*MATERIAL PROVIDED:*
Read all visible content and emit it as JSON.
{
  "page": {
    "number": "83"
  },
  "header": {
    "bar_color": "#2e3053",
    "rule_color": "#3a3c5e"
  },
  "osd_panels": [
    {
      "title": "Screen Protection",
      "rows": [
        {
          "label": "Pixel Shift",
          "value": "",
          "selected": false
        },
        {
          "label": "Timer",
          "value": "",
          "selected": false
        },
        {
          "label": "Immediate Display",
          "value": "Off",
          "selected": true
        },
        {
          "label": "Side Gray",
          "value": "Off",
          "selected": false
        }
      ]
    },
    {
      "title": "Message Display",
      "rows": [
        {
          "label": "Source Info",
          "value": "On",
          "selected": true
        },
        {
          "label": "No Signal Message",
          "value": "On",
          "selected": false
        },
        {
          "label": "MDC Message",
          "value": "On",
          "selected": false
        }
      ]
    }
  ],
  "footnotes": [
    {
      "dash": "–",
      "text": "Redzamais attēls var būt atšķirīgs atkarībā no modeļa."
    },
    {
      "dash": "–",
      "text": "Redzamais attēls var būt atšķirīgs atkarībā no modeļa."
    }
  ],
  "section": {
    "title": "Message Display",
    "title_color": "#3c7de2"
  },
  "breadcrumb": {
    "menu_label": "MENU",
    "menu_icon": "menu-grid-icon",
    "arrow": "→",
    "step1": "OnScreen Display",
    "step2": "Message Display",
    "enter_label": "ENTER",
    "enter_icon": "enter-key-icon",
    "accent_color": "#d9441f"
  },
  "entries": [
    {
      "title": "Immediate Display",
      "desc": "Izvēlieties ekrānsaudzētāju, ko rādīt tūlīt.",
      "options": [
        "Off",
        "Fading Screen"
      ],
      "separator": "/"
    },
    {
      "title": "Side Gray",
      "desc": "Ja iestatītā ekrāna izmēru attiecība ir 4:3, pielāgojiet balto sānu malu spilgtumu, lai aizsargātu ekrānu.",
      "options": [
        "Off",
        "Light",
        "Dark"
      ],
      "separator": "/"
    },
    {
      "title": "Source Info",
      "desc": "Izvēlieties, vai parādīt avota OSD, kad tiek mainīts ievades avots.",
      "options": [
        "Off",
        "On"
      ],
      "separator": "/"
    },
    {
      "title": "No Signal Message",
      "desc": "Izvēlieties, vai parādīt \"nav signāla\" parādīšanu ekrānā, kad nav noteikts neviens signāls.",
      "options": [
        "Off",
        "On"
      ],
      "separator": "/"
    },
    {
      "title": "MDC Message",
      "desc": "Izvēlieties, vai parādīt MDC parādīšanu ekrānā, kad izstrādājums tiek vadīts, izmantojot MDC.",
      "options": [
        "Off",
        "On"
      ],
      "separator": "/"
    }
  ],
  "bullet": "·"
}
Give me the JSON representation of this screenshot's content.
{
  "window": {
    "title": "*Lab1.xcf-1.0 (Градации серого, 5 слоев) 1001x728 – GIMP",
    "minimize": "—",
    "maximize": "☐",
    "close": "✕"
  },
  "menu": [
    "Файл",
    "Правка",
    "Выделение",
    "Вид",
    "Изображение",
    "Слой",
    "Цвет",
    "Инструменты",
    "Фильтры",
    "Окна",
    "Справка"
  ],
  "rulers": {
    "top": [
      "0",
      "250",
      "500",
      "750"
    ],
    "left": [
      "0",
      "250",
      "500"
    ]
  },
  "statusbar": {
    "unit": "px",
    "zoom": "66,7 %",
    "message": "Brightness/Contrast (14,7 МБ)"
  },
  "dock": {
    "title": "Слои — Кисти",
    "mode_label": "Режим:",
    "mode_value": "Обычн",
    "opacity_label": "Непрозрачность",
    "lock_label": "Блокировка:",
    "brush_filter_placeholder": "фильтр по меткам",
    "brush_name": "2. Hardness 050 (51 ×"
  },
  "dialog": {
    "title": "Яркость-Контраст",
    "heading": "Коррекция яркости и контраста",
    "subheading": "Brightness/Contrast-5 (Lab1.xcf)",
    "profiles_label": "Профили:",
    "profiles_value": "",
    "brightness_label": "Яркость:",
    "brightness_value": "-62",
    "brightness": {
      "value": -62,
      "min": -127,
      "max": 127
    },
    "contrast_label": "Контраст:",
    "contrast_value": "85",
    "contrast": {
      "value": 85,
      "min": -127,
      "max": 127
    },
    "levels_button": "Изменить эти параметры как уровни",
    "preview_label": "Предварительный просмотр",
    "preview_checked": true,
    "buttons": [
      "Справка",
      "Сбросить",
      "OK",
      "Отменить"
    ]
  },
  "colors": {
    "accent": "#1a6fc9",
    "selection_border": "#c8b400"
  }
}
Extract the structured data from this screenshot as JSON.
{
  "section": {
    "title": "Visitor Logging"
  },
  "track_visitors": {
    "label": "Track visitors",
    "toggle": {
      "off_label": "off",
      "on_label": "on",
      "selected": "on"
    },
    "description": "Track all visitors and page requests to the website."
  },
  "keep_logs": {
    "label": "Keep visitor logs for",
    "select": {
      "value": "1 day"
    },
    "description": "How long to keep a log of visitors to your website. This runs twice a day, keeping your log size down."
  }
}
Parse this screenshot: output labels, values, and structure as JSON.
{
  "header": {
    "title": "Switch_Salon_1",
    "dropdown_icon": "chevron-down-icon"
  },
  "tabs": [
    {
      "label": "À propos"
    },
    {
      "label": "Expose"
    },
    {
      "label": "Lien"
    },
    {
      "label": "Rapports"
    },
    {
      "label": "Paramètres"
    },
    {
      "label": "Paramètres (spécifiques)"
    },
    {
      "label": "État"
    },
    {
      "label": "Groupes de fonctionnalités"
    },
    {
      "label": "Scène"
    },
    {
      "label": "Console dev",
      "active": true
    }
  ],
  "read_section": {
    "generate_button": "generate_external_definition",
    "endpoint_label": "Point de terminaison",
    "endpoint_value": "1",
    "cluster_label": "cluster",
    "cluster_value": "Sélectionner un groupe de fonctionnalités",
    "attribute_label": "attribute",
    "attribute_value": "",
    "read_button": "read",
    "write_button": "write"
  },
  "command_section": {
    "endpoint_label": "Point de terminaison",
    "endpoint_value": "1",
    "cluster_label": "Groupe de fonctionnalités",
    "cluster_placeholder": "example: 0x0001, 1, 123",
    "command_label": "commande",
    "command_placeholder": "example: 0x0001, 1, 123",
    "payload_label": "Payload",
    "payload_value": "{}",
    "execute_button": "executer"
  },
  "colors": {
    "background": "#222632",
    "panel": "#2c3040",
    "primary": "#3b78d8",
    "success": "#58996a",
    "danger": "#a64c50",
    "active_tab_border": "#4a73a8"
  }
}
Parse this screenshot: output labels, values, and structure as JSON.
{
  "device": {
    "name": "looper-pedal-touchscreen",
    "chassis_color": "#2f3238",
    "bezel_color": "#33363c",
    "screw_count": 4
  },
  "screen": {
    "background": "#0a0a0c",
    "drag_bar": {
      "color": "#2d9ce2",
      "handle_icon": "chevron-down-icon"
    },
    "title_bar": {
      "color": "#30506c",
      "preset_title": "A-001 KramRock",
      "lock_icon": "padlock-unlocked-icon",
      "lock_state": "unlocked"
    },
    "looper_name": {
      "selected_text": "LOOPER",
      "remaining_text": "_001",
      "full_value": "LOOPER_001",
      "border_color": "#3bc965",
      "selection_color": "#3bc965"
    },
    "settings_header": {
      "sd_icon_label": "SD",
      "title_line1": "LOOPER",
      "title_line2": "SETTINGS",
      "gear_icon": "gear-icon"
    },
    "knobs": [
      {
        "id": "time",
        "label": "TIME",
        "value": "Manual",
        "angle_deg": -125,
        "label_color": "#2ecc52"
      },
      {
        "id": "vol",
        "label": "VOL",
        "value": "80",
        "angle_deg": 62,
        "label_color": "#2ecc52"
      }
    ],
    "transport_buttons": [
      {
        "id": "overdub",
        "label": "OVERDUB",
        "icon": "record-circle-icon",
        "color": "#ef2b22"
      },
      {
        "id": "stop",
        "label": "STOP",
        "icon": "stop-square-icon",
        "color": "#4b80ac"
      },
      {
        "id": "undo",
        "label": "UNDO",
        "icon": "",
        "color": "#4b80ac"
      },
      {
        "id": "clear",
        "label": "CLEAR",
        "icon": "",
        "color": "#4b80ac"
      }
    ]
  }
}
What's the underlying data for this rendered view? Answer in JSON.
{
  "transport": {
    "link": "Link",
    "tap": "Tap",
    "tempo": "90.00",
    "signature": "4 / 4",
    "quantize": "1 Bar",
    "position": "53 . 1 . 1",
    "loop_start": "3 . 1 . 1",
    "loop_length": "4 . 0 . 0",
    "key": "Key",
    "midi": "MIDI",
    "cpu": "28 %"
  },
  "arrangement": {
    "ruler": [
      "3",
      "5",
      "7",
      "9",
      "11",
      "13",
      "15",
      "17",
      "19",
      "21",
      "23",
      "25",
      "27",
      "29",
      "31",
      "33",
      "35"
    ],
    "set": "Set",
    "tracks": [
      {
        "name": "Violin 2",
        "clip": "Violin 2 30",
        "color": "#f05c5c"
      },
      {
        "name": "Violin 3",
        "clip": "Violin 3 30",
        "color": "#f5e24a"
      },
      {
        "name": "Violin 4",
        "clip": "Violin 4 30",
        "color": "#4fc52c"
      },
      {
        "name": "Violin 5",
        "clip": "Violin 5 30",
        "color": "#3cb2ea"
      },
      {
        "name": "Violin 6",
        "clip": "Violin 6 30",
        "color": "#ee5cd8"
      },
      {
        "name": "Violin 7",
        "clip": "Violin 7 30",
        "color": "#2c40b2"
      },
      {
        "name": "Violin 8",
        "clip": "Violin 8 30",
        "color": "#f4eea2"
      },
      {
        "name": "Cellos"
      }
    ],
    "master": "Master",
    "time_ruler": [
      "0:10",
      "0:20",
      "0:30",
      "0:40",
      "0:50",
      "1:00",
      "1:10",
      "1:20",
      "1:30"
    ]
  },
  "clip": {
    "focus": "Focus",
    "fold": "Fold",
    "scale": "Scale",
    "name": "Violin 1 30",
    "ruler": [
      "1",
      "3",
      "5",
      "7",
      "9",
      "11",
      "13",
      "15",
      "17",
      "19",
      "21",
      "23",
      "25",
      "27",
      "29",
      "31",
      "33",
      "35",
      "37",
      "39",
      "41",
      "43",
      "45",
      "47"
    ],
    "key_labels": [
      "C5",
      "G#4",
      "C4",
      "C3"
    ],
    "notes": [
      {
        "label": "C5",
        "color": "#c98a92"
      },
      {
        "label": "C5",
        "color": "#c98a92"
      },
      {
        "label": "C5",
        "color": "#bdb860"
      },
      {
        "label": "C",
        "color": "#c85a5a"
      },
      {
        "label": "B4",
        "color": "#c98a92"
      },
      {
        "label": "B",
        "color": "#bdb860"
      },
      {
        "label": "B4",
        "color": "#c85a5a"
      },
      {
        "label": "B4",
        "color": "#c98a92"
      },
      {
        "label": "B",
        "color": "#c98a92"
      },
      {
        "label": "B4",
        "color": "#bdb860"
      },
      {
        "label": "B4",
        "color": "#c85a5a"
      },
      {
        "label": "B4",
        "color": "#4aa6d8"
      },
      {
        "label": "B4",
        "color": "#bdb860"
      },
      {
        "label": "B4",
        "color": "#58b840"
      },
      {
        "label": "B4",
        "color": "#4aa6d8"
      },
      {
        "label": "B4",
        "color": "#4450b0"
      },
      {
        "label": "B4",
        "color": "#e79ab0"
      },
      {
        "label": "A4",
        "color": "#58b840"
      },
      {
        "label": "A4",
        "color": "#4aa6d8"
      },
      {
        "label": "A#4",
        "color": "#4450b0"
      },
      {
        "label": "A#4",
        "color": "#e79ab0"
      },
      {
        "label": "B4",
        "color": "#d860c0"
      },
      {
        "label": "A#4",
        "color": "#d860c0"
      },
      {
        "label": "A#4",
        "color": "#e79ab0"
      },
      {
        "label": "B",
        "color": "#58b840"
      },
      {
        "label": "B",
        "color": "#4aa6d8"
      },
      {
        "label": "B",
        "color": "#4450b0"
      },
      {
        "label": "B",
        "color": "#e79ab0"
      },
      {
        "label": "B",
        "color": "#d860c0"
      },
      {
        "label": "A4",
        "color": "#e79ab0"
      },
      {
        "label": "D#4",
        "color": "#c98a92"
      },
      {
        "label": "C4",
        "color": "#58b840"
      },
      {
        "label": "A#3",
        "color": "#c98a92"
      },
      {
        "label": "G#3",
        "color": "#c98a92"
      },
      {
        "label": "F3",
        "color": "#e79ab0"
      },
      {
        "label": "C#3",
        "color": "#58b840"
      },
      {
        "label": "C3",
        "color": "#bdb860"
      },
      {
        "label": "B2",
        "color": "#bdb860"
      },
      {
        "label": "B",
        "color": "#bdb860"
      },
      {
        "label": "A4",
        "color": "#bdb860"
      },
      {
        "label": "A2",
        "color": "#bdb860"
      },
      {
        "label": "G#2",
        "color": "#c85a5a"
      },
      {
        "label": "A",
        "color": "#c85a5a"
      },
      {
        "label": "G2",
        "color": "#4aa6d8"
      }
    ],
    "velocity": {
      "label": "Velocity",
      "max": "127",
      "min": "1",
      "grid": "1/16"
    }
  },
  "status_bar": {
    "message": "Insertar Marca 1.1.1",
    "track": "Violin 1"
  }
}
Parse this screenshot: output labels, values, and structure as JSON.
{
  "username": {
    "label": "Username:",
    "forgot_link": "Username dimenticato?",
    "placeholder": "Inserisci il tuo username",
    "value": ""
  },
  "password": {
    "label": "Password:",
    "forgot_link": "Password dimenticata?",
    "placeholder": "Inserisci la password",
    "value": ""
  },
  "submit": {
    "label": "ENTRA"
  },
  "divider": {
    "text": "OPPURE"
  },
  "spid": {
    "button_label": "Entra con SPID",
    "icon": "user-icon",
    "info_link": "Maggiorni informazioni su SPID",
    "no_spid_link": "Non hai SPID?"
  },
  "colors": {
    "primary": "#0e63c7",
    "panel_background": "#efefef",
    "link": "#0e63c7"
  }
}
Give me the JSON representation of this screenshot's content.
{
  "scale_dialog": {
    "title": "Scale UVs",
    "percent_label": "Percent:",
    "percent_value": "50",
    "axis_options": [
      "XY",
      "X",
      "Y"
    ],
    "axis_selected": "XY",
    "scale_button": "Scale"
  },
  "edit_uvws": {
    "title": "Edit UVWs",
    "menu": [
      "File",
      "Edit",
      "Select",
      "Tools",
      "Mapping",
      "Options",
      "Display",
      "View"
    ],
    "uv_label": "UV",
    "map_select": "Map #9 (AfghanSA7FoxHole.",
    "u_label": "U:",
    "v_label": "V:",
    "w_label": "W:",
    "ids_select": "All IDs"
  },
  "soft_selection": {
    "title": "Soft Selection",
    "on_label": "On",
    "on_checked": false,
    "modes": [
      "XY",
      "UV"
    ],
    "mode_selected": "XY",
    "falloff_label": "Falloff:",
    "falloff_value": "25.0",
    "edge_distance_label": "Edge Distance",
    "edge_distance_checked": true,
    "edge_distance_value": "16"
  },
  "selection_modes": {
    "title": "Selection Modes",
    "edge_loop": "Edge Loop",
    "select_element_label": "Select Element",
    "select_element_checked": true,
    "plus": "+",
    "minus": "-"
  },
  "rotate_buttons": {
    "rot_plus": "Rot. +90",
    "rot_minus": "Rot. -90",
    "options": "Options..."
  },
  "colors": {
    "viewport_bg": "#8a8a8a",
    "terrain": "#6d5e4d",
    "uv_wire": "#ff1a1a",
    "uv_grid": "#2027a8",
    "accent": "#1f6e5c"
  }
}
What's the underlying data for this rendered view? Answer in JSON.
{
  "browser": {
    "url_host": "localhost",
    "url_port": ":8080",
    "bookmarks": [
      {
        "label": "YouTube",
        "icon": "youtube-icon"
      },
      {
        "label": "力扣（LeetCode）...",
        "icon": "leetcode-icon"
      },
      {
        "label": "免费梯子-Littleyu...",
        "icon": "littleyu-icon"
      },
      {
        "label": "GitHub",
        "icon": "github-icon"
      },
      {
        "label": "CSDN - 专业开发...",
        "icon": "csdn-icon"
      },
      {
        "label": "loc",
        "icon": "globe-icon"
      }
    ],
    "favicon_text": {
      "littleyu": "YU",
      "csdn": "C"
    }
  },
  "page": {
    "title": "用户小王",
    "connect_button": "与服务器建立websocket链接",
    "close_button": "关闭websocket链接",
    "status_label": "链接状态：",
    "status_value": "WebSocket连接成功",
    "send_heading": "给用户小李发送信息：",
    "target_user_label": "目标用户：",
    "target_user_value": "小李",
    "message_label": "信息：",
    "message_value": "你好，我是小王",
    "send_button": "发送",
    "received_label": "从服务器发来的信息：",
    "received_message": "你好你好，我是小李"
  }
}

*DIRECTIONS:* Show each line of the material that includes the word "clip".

*TASK ANSWER:*
        "clip": "Violin 2 30",
        "clip": "Violin 3 30",
        "clip": "Violin 4 30",
        "clip": "Violin 5 30",
        "clip": "Violin 6 30",
        "clip": "Violin 7 30",
        "clip": "Violin 8 30",
  "clip": {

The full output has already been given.